-- TASK INSTRUCTIONS --
Look through the data below. Show each line where the string "photo" occurs.

Records contained in a dataset:
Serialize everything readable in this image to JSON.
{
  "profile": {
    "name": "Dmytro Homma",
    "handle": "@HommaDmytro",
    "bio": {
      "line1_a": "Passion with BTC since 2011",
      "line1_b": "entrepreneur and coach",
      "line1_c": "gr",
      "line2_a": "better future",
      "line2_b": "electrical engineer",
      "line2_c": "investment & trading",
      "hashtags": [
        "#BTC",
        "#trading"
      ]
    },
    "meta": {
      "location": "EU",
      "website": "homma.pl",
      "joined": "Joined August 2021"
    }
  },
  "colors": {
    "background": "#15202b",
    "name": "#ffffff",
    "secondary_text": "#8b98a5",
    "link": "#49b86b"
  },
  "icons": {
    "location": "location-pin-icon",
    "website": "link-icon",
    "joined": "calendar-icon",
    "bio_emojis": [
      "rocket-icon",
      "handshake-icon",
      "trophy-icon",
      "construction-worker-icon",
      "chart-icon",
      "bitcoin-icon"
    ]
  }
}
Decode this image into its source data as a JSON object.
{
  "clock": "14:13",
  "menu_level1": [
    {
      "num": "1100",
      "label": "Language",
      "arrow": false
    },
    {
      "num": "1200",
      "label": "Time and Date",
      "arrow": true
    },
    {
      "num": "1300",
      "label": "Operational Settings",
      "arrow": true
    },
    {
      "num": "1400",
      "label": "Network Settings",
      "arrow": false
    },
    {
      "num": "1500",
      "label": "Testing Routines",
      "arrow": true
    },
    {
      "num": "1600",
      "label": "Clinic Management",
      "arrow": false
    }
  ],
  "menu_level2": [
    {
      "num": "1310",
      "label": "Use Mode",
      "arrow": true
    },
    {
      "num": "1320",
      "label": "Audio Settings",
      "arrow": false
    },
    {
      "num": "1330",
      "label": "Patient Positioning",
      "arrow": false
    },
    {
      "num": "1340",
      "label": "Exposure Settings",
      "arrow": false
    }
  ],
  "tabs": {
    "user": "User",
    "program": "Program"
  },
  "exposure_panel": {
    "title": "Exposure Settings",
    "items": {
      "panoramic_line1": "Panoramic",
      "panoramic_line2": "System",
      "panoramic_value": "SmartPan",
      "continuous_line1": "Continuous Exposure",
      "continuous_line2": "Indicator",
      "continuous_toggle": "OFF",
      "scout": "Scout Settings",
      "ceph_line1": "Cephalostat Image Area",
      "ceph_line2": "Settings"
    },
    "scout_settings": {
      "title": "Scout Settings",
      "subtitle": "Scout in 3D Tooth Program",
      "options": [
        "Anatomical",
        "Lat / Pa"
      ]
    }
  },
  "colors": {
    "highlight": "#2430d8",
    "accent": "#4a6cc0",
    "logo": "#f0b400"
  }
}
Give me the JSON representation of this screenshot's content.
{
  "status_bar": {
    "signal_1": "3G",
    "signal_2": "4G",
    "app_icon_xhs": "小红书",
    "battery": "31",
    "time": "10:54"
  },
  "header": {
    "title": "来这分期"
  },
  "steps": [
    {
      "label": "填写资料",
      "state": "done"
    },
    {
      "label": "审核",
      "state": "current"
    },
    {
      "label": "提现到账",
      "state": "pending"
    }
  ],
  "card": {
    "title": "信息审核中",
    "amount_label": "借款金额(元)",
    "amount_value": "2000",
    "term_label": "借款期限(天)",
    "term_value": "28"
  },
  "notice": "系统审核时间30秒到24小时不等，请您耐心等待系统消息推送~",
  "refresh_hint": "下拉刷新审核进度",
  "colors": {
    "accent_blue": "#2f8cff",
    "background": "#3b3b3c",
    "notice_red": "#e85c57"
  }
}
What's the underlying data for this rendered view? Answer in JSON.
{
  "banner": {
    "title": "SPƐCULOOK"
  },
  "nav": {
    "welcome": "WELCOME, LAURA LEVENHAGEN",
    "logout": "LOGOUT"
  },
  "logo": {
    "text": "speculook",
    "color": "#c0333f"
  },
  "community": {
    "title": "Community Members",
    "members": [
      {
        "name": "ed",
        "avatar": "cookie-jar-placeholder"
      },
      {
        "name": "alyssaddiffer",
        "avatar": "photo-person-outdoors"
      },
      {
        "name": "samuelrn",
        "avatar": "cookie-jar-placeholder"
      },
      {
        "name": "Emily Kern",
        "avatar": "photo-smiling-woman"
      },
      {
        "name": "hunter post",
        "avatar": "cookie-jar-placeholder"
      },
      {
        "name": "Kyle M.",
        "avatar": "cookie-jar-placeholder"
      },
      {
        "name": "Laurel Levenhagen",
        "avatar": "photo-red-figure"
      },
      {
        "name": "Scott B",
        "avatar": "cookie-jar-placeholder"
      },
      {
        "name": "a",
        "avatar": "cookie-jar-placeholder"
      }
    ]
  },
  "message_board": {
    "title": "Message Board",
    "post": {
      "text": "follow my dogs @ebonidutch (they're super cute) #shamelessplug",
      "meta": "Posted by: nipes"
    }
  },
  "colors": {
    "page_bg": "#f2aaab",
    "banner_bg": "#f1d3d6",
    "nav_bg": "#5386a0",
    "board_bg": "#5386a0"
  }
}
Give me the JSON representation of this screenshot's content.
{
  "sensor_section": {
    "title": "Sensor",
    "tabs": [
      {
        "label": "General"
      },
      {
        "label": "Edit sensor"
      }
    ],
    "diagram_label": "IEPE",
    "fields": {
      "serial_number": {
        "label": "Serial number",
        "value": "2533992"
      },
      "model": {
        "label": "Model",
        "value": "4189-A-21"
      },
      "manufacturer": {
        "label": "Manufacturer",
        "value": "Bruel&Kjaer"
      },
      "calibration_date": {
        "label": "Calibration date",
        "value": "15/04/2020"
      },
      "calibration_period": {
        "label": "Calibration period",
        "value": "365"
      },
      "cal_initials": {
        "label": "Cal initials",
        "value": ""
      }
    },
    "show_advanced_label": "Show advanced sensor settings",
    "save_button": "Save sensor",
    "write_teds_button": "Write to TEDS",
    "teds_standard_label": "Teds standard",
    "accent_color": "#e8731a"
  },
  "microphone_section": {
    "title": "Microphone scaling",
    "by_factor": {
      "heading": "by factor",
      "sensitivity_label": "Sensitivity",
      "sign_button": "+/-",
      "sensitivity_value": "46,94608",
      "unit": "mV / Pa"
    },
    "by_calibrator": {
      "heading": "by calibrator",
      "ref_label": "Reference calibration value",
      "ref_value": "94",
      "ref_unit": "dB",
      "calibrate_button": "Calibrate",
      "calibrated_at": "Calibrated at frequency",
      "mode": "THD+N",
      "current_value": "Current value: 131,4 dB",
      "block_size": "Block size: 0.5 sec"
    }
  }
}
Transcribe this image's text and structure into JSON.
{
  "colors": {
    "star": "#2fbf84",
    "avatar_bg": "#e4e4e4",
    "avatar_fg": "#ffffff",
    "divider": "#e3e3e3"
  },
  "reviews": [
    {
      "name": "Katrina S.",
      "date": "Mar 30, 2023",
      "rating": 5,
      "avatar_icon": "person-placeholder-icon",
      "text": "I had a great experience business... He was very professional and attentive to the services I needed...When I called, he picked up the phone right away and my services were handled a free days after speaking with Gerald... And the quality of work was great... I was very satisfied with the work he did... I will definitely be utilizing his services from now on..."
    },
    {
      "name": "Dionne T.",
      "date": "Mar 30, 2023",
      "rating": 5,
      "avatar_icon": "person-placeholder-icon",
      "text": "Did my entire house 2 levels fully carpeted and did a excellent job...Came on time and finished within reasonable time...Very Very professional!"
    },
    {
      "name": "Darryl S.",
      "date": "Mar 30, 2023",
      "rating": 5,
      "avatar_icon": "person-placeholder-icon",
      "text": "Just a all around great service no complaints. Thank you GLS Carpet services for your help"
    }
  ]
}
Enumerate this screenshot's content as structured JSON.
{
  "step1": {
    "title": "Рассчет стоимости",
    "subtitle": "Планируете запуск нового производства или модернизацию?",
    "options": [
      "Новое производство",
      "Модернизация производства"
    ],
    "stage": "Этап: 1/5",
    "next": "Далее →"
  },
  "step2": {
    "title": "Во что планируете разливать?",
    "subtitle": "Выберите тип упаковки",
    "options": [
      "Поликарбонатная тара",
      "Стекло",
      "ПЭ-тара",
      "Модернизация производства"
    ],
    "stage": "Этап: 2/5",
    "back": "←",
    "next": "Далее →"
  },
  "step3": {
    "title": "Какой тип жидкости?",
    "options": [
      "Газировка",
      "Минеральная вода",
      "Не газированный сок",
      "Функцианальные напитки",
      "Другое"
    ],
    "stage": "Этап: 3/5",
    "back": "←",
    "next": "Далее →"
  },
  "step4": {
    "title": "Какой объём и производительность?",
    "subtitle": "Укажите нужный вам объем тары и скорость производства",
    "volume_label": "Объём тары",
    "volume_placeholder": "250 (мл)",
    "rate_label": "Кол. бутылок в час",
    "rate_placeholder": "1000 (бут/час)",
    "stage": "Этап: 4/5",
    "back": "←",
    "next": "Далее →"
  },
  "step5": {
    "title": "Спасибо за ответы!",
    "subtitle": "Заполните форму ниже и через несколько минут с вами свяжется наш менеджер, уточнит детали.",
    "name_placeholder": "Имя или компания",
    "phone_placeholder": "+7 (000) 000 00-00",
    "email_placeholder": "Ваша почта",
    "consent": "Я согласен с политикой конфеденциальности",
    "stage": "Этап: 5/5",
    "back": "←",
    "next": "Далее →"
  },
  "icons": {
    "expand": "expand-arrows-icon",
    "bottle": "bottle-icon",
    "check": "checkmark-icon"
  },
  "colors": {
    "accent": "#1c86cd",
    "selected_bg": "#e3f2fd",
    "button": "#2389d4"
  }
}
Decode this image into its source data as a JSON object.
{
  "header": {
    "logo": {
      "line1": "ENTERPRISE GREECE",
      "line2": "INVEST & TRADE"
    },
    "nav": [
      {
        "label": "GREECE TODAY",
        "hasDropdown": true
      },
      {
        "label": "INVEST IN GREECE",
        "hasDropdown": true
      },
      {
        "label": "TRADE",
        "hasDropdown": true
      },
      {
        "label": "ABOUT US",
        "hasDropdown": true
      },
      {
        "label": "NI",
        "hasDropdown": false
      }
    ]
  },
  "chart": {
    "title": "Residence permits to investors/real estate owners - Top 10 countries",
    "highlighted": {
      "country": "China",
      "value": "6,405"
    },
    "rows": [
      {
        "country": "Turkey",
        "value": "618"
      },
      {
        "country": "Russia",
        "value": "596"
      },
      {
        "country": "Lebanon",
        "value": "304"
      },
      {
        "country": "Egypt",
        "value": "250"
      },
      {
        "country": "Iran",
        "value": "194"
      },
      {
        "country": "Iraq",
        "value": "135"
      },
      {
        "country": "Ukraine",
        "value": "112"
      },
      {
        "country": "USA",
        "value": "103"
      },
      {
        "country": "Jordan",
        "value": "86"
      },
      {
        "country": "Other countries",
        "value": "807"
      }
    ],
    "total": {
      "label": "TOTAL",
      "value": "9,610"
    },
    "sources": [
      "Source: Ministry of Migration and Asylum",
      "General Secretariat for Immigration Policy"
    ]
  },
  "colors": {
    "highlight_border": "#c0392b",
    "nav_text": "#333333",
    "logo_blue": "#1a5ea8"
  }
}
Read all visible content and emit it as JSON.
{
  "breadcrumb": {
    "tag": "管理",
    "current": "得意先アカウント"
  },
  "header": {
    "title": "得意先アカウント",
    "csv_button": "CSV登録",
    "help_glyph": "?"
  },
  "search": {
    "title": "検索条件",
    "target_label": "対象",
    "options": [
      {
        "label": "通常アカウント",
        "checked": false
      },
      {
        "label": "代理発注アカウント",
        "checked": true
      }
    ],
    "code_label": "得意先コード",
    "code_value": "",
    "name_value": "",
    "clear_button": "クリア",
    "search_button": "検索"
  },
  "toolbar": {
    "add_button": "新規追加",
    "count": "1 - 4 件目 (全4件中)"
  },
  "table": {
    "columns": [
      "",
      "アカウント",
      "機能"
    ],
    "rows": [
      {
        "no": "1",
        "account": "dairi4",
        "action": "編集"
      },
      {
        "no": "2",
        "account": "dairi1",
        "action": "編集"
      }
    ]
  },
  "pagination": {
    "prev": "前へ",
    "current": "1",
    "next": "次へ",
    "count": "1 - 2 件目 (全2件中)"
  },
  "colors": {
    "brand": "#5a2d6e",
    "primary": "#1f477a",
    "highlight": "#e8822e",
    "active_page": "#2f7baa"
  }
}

-- THE ANSWER --
        "avatar": "photo-person-outdoors"
        "avatar": "photo-smiling-woman"
        "avatar": "photo-red-figure"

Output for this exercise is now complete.